ORONO, Maine — The governor’s name was not mentioned Monday during the 15th annual Martin Luther King Jr. Breakfast held at the University of Maine. But Gov. Paul LePage’s “kiss my butt” remark — directed in part last week at the Maine chapter of the NAACP — was alluded to by nearly every speaker.
The theme that emerged as one speaker followed another blended King’s commitment to nonviolence with the need for respectful debate rather than name-calling in politics.
Several speakers cited President Barack Obama’s call last week for civility in political discourse in the wake of the shootings in Tucson, Ariz.
“Native people and all people of color share a similar history,” Kirk Francis, tribal chief of the Penobscot Indian Nation, told the crowd of more than 300 at Monday’s breakfast. “Acts of kindness get us over a lot of these issues.”
The event and the keynote speaker, Imam Johari Abdul-Malik of Falls Church, Va., drew more than two dozen members of the Muslim community based at the Islamic Center of Maine, located near the university. The center was listed as a contributor on the program for the breakfast.
Because of the mosque’s community outreach efforts, an average of three events a week — some with local church groups, others with health care organizations — are held with Muslims, said Jenan Jondy, outreach coordinator for the center.
The imam, who was the first Muslim to work as an American college chaplain when he was hired for that position at Howard University in Washington, is well-known for his interfaith work in the nation’s capital.
Abdul-Malik, who was raised in the Episcopal Church in Brooklyn, N.Y., but spent his summer vacations in a Southern Pentecostal church, converted to Islam in graduate school.
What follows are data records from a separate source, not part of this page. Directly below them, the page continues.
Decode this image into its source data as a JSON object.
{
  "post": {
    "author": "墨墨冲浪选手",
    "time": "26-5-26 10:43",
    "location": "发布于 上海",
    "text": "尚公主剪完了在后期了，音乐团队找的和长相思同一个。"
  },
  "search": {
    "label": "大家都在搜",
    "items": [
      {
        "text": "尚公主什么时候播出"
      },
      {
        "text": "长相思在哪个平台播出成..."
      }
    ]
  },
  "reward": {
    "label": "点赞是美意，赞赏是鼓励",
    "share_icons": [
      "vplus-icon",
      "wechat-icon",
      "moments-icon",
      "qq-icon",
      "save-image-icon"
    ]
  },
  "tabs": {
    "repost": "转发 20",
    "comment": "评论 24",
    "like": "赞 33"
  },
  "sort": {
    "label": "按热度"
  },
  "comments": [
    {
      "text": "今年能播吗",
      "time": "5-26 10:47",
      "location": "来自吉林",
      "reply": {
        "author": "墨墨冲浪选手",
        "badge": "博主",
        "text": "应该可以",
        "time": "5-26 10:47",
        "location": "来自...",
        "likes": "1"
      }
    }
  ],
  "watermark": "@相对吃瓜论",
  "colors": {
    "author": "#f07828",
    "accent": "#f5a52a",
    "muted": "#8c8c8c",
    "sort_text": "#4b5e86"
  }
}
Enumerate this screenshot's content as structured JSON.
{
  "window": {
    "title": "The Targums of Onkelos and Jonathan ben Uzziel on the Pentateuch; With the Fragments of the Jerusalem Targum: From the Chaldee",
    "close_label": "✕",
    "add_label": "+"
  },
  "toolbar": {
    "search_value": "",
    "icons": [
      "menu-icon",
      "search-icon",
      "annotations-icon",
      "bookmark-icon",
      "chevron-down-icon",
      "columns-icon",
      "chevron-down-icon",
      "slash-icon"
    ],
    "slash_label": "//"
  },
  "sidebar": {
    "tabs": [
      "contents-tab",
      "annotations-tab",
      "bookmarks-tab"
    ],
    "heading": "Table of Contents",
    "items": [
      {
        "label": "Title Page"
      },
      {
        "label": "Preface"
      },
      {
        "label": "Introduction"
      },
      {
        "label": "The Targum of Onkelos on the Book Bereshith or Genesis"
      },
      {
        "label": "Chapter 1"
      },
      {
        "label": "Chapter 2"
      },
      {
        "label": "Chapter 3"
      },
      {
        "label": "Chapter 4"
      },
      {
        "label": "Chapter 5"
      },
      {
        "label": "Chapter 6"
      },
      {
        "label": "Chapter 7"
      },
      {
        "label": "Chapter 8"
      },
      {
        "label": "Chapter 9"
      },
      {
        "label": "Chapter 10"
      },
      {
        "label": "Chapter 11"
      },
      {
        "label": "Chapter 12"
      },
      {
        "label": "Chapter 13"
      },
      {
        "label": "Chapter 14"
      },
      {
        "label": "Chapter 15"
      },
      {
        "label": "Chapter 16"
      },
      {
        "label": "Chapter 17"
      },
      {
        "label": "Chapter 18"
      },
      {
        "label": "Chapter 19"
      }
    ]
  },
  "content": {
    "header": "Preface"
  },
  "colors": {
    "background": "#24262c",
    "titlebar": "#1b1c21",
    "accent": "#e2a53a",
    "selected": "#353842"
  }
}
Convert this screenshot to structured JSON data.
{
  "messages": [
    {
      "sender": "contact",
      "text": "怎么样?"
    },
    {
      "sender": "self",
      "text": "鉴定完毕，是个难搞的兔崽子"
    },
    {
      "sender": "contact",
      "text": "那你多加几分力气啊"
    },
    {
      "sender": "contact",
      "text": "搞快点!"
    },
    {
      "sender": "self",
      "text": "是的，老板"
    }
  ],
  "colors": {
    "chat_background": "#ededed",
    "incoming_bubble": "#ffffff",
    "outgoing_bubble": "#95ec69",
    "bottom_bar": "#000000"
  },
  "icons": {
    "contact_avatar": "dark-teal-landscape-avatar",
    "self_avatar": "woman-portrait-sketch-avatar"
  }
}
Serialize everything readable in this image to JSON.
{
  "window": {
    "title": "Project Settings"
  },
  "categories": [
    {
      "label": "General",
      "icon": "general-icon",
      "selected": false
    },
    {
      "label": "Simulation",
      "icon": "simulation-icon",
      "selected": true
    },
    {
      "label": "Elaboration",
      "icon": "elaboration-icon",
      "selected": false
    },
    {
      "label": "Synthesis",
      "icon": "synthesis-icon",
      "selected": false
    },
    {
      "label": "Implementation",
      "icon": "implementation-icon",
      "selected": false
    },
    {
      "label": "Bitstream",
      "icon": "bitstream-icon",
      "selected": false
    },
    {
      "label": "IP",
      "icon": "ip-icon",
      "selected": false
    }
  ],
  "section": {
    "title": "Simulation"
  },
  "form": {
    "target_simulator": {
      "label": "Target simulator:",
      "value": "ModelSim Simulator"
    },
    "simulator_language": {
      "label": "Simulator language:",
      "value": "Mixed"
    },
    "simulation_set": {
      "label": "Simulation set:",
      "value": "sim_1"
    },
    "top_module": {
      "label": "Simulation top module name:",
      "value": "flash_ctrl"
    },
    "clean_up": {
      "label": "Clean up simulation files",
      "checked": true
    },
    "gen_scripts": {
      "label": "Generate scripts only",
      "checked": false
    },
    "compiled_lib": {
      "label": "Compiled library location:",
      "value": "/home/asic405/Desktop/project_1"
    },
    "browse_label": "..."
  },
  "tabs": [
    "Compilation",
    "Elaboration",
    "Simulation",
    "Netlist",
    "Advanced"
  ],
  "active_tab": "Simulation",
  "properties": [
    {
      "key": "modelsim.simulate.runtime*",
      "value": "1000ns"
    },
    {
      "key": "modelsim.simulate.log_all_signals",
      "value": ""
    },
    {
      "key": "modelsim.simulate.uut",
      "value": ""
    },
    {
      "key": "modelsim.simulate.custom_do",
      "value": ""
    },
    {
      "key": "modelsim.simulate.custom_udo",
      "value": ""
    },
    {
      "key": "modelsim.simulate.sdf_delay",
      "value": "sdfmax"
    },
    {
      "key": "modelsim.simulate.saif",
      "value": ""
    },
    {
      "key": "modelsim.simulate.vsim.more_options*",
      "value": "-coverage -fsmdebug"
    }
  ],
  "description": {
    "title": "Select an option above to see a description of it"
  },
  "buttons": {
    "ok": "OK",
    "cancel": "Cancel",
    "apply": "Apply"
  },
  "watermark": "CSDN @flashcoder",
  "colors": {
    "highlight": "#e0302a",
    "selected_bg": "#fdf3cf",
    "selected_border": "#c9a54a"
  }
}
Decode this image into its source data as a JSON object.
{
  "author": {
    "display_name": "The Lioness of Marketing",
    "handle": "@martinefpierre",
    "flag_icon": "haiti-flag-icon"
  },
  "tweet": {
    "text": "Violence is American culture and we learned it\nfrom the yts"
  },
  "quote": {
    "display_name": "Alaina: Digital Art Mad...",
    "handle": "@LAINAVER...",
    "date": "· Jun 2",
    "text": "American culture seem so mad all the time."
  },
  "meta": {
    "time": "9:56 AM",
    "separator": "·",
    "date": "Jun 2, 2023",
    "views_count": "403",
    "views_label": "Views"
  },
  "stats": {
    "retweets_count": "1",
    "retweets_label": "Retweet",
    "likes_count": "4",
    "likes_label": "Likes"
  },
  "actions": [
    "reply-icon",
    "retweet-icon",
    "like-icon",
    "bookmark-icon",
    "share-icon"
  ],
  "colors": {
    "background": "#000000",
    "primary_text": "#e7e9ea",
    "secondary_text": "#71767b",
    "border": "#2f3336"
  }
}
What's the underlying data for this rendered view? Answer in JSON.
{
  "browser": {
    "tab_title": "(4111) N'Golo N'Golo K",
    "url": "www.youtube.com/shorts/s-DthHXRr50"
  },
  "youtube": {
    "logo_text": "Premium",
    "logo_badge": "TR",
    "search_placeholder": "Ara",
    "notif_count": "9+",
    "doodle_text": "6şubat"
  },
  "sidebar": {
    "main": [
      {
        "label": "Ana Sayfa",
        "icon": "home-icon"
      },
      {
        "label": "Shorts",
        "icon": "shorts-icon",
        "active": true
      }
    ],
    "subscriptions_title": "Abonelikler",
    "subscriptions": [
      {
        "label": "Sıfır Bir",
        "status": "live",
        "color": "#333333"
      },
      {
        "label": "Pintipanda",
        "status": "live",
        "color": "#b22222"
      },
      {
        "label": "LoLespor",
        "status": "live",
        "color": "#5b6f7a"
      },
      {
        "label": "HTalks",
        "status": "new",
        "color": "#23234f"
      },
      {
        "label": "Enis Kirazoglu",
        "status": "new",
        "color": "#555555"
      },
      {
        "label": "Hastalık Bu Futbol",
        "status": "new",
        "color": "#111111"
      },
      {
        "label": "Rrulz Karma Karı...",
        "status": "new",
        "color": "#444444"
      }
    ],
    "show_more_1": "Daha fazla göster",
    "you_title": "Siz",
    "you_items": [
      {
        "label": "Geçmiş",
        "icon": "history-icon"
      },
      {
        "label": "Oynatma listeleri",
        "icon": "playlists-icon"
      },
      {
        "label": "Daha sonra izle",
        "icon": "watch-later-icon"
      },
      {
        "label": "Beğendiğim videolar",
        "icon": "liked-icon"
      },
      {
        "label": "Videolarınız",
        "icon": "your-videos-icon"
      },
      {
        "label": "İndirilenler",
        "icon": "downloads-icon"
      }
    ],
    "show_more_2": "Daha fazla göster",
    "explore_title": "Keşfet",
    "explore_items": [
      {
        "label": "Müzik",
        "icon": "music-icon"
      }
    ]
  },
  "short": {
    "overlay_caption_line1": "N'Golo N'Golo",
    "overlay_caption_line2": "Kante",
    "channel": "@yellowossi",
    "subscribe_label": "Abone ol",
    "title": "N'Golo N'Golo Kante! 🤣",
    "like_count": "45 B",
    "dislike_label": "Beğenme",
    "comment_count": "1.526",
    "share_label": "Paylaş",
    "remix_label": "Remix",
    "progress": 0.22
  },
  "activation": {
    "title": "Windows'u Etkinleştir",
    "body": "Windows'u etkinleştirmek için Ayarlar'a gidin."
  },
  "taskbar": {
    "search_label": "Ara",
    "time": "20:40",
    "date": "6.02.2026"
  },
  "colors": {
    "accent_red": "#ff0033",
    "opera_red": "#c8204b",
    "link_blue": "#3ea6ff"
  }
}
His speech Monday wove verses from the Quran and stories of Moses and Jesus in and around quotes from King’s speeches. The imam challenged those at the breakfast to follow King’s “prophetic vision.”
“I have some news for you,” Abdul-Malik said. “We live in some critical times. If Martin Luther King didn’t live in critical times, we would not have heard of him.”
The imam urged people at the breakfast to follow King’s example of seeking change through nonviolence and civility. He was joined in that call by other speakers.
“As we go forth from this place, may we always strive to speak words that build up, that give hope and that dispel hate,” the Rev. William Labbe, pastor of Catholic churches in Orono, Old Town, Indian Island and Bradley, prayed in the benediction. “May our words always be spoken with profound respect for the other. May our words acknowledge the dignity of all people, the value of diversity, and the importance of civility.”